**Goal of the exercise:**
Please give back each line below unchanged; none of the pictures should appear.

= Beginning of Section =

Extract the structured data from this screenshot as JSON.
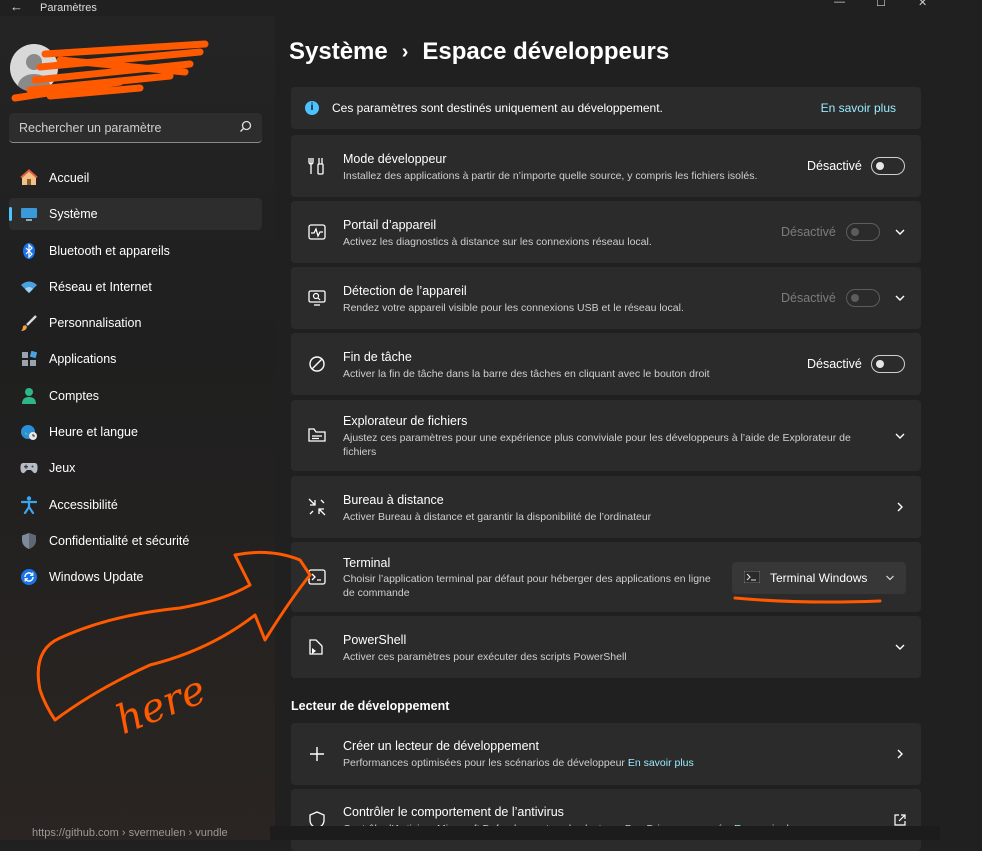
{
  "window": {
    "title": "Paramètres",
    "back_glyph": "←",
    "minimize_glyph": "—",
    "maximize_glyph": "☐",
    "close_glyph": "✕"
  },
  "sidebar": {
    "search_placeholder": "Rechercher un paramètre",
    "items": [
      {
        "label": "Accueil",
        "icon": "home-icon",
        "selected": false
      },
      {
        "label": "Système",
        "icon": "monitor-icon",
        "selected": true
      },
      {
        "label": "Bluetooth et appareils",
        "icon": "bluetooth-icon",
        "selected": false
      },
      {
        "label": "Réseau et Internet",
        "icon": "wifi-icon",
        "selected": false
      },
      {
        "label": "Personnalisation",
        "icon": "brush-icon",
        "selected": false
      },
      {
        "label": "Applications",
        "icon": "apps-icon",
        "selected": false
      },
      {
        "label": "Comptes",
        "icon": "person-icon",
        "selected": false
      },
      {
        "label": "Heure et langue",
        "icon": "globe-clock-icon",
        "selected": false
      },
      {
        "label": "Jeux",
        "icon": "gamepad-icon",
        "selected": false
      },
      {
        "label": "Accessibilité",
        "icon": "accessibility-icon",
        "selected": false
      },
      {
        "label": "Confidentialité et sécurité",
        "icon": "shield-icon",
        "selected": false
      },
      {
        "label": "Windows Update",
        "icon": "update-icon",
        "selected": false
      }
    ]
  },
  "header": {
    "parent": "Système",
    "separator": "›",
    "current": "Espace développeurs"
  },
  "infobar": {
    "text": "Ces paramètres sont destinés uniquement au développement.",
    "link": "En savoir plus",
    "icon_glyph": "i"
  },
  "settings": [
    {
      "title": "Mode développeur",
      "desc": "Installez des applications à partir de n’importe quelle source, y compris les fichiers isolés.",
      "state": "Désactivé",
      "icon": "developer-tools-icon"
    },
    {
      "title": "Portail d’appareil",
      "desc": "Activez les diagnostics à distance sur les connexions réseau local.",
      "state": "Désactivé",
      "icon": "device-portal-icon"
    },
    {
      "title": "Détection de l’appareil",
      "desc": "Rendez votre appareil visible pour les connexions USB et le réseau local.",
      "state": "Désactivé",
      "icon": "device-discovery-icon"
    },
    {
      "title": "Fin de tâche",
      "desc": "Activer la fin de tâche dans la barre des tâches en cliquant avec le bouton droit",
      "state": "Désactivé",
      "icon": "end-task-icon"
    },
    {
      "title": "Explorateur de fichiers",
      "desc": "Ajustez ces paramètres pour une expérience plus conviviale pour les développeurs à l’aide de Explorateur de fichiers",
      "icon": "folder-icon"
    },
    {
      "title": "Bureau à distance",
      "desc": "Activer Bureau à distance et garantir la disponibilité de l’ordinateur",
      "icon": "remote-desktop-icon"
    },
    {
      "title": "Terminal",
      "desc": "Choisir l’application terminal par défaut pour héberger des applications en ligne de commande",
      "dropdown_value": "Terminal Windows",
      "icon": "terminal-icon"
    },
    {
      "title": "PowerShell",
      "desc": "Activer ces paramètres pour exécuter des scripts PowerShell",
      "icon": "powershell-icon"
    }
  ],
  "dev_drive": {
    "section_title": "Lecteur de développement",
    "items": [
      {
        "title": "Créer un lecteur de développement",
        "desc": "Performances optimisées pour les scénarios de développeur",
        "link": "En savoir plus",
        "icon": "plus-icon"
      },
      {
        "title": "Contrôler le comportement de l’antivirus",
        "desc": "Contrôle d’Antivirus Microsoft Defender sur tous les lecteurs Dev Drives approuvés.",
        "link": "En savoir plus",
        "icon": "shield-icon"
      }
    ]
  },
  "annotation": {
    "handwritten_text": "here",
    "color": "#ff5a00"
  },
  "statusbar": {
    "url": "https://github.com › svermeulen › vundle"
  },
  "colors": {
    "accent": "#4cc2ff",
    "link": "#99ebff",
    "card": "#2b2b2b",
    "background": "#202020"
  }
}
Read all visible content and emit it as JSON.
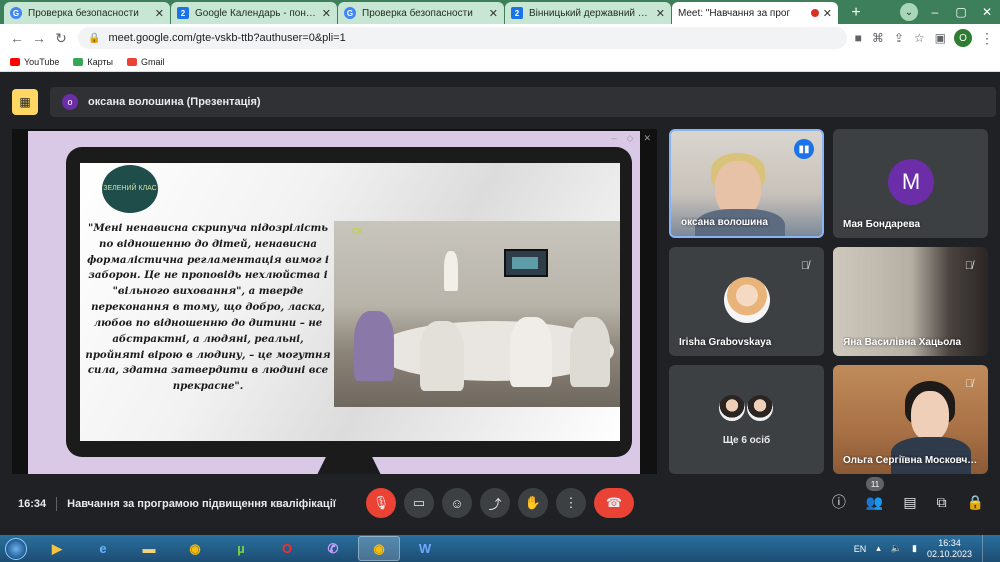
{
  "browser": {
    "tabs": [
      {
        "title": "Проверка безопасности",
        "icon": "google-icon"
      },
      {
        "title": "Google Календарь - понеделы",
        "icon": "calendar-icon"
      },
      {
        "title": "Проверка безопасности",
        "icon": "google-icon"
      },
      {
        "title": "Вінницький державний педа",
        "icon": "calendar-icon"
      },
      {
        "title": "Meet: \"Навчання за прог",
        "icon": "meet-icon",
        "active": true
      }
    ],
    "url": "meet.google.com/gte-vskb-ttb?authuser=0&pli=1",
    "profile_initial": "O",
    "bookmarks": [
      {
        "label": "YouTube",
        "color": "#ff0000"
      },
      {
        "label": "Карты",
        "color": "#34a853"
      },
      {
        "label": "Gmail",
        "color": "#ea4335"
      }
    ]
  },
  "meet": {
    "presenter_initial": "о",
    "presenter_label": "оксана волошина (Презентація)",
    "slide": {
      "badge_text": "ЗЕЛЕНИЙ КЛАС",
      "quote": "\"Мені ненависна скрипуча підозрілість по відношенню до дітей, ненависна формалістична регламентація вимог і заборон. Це не проповідь нехлюйства і \"вільного виховання\", а тверде переконання в тому, що добро, ласка, любов по відношенню до дитини – не абстрактні, а людяні, реальні, пройняті вірою в людину, – це могутня сила, здатна затвердити в людині все прекрасне\".",
      "photo_logo": "СК"
    },
    "participants": [
      {
        "name": "оксана волошина",
        "state": "speaking"
      },
      {
        "name": "Мая Бондарева",
        "initial": "М"
      },
      {
        "name": "Irisha Grabovskaya",
        "state": "muted"
      },
      {
        "name": "Яна Василівна Хацьола",
        "state": "muted"
      },
      {
        "name": "Ольга Сергіївна Московченко",
        "state": "muted"
      }
    ],
    "more_label": "Ще 6 осіб",
    "time": "16:34",
    "meeting_name": "Навчання за програмою підвищення кваліфікації",
    "people_count": "11"
  },
  "taskbar": {
    "lang": "EN",
    "time": "16:34",
    "date": "02.10.2023"
  },
  "colors": {
    "accent": "#1a73e8",
    "end_call": "#ea4335",
    "presenter_avatar": "#6b2da8"
  }
}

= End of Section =

**Result for this exercise:**
Extract the structured data from this screenshot as JSON.
{
  "window": {
    "title": "Paramètres",
    "back_glyph": "←",
    "minimize_glyph": "—",
    "maximize_glyph": "☐",
    "close_glyph": "✕"
  },
  "sidebar": {
    "search_placeholder": "Rechercher un paramètre",
    "items": [
      {
        "label": "Accueil",
        "icon": "home-icon",
        "selected": false
      },
      {
        "label": "Système",
        "icon": "monitor-icon",
        "selected": true
      },
      {
        "label": "Bluetooth et appareils",
        "icon": "bluetooth-icon",
        "selected": false
      },
      {
        "label": "Réseau et Internet",
        "icon": "wifi-icon",
        "selected": false
      },
      {
        "label": "Personnalisation",
        "icon": "brush-icon",
        "selected": false
      },
      {
        "label": "Applications",
        "icon": "apps-icon",
        "selected": false
      },
      {
        "label": "Comptes",
        "icon": "person-icon",
        "selected": false
      },
      {
        "label": "Heure et langue",
        "icon": "globe-clock-icon",
        "selected": false
      },
      {
        "label": "Jeux",
        "icon": "gamepad-icon",
        "selected": false
      },
      {
        "label": "Accessibilité",
        "icon": "accessibility-icon",
        "selected": false
      },
      {
        "label": "Confidentialité et sécurité",
        "icon": "shield-icon",
        "selected": false
      },
      {
        "label": "Windows Update",
        "icon": "update-icon",
        "selected": false
      }
    ]
  },
  "header": {
    "parent": "Système",
    "separator": "›",
    "current": "Espace développeurs"
  },
  "infobar": {
    "text": "Ces paramètres sont destinés uniquement au développement.",
    "link": "En savoir plus",
    "icon_glyph": "i"
  },
  "settings": [
    {
      "title": "Mode développeur",
      "desc": "Installez des applications à partir de n’importe quelle source, y compris les fichiers isolés.",
      "state": "Désactivé",
      "icon": "developer-tools-icon"
    },
    {
      "title": "Portail d’appareil",
      "desc": "Activez les diagnostics à distance sur les connexions réseau local.",
      "state": "Désactivé",
      "icon": "device-portal-icon"
    },
    {
      "title": "Détection de l’appareil",
      "desc": "Rendez votre appareil visible pour les connexions USB et le réseau local.",
      "state": "Désactivé",
      "icon": "device-discovery-icon"
    },
    {
      "title": "Fin de tâche",
      "desc": "Activer la fin de tâche dans la barre des tâches en cliquant avec le bouton droit",
      "state": "Désactivé",
      "icon": "end-task-icon"
    },
    {
      "title": "Explorateur de fichiers",
      "desc": "Ajustez ces paramètres pour une expérience plus conviviale pour les développeurs à l’aide de Explorateur de fichiers",
      "icon": "folder-icon"
    },
    {
      "title": "Bureau à distance",
      "desc": "Activer Bureau à distance et garantir la disponibilité de l’ordinateur",
      "icon": "remote-desktop-icon"
    },
    {
      "title": "Terminal",
      "desc": "Choisir l’application terminal par défaut pour héberger des applications en ligne de commande",
      "dropdown_value": "Terminal Windows",
      "icon": "terminal-icon"
    },
    {
      "title": "PowerShell",
      "desc": "Activer ces paramètres pour exécuter des scripts PowerShell",
      "icon": "powershell-icon"
    }
  ],
  "dev_drive": {
    "section_title": "Lecteur de développement",
    "items": [
      {
        "title": "Créer un lecteur de développement",
        "desc": "Performances optimisées pour les scénarios de développeur",
        "link": "En savoir plus",
        "icon": "plus-icon"
      },
      {
        "title": "Contrôler le comportement de l’antivirus",
        "desc": "Contrôle d’Antivirus Microsoft Defender sur tous les lecteurs Dev Drives approuvés.",
        "link": "En savoir plus",
        "icon": "shield-icon"
      }
    ]
  },
  "annotation": {
    "handwritten_text": "here",
    "color": "#ff5a00"
  },
  "statusbar": {
    "url": "https://github.com › svermeulen › vundle"
  },
  "colors": {
    "accent": "#4cc2ff",
    "link": "#99ebff",
    "card": "#2b2b2b",
    "background": "#202020"
  }
}
Read all visible content and emit it as JSON.
{
  "browser": {
    "tabs": [
      {
        "title": "Проверка безопасности",
        "icon": "google-icon"
      },
      {
        "title": "Google Календарь - понеделы",
        "icon": "calendar-icon"
      },
      {
        "title": "Проверка безопасности",
        "icon": "google-icon"
      },
      {
        "title": "Вінницький державний педа",
        "icon": "calendar-icon"
      },
      {
        "title": "Meet: \"Навчання за прог",
        "icon": "meet-icon",
        "active": true
      }
    ],
    "url": "meet.google.com/gte-vskb-ttb?authuser=0&pli=1",
    "profile_initial": "O",
    "bookmarks": [
      {
        "label": "YouTube",
        "color": "#ff0000"
      },
      {
        "label": "Карты",
        "color": "#34a853"
      },
      {
        "label": "Gmail",
        "color": "#ea4335"
      }
    ]
  },
  "meet": {
    "presenter_initial": "о",
    "presenter_label": "оксана волошина (Презентація)",
    "slide": {
      "badge_text": "ЗЕЛЕНИЙ КЛАС",
      "quote": "\"Мені ненависна скрипуча підозрілість по відношенню до дітей, ненависна формалістична регламентація вимог і заборон. Це не проповідь нехлюйства і \"вільного виховання\", а тверде переконання в тому, що добро, ласка, любов по відношенню до дитини – не абстрактні, а людяні, реальні, пройняті вірою в людину, – це могутня сила, здатна затвердити в людині все прекрасне\".",
      "photo_logo": "СК"
    },
    "participants": [
      {
        "name": "оксана волошина",
        "state": "speaking"
      },
      {
        "name": "Мая Бондарева",
        "initial": "М"
      },
      {
        "name": "Irisha Grabovskaya",
        "state": "muted"
      },
      {
        "name": "Яна Василівна Хацьола",
        "state": "muted"
      },
      {
        "name": "Ольга Сергіївна Московченко",
        "state": "muted"
      }
    ],
    "more_label": "Ще 6 осіб",
    "time": "16:34",
    "meeting_name": "Навчання за програмою підвищення кваліфікації",
    "people_count": "11"
  },
  "taskbar": {
    "lang": "EN",
    "time": "16:34",
    "date": "02.10.2023"
  },
  "colors": {
    "accent": "#1a73e8",
    "end_call": "#ea4335",
    "presenter_avatar": "#6b2da8"
  }
}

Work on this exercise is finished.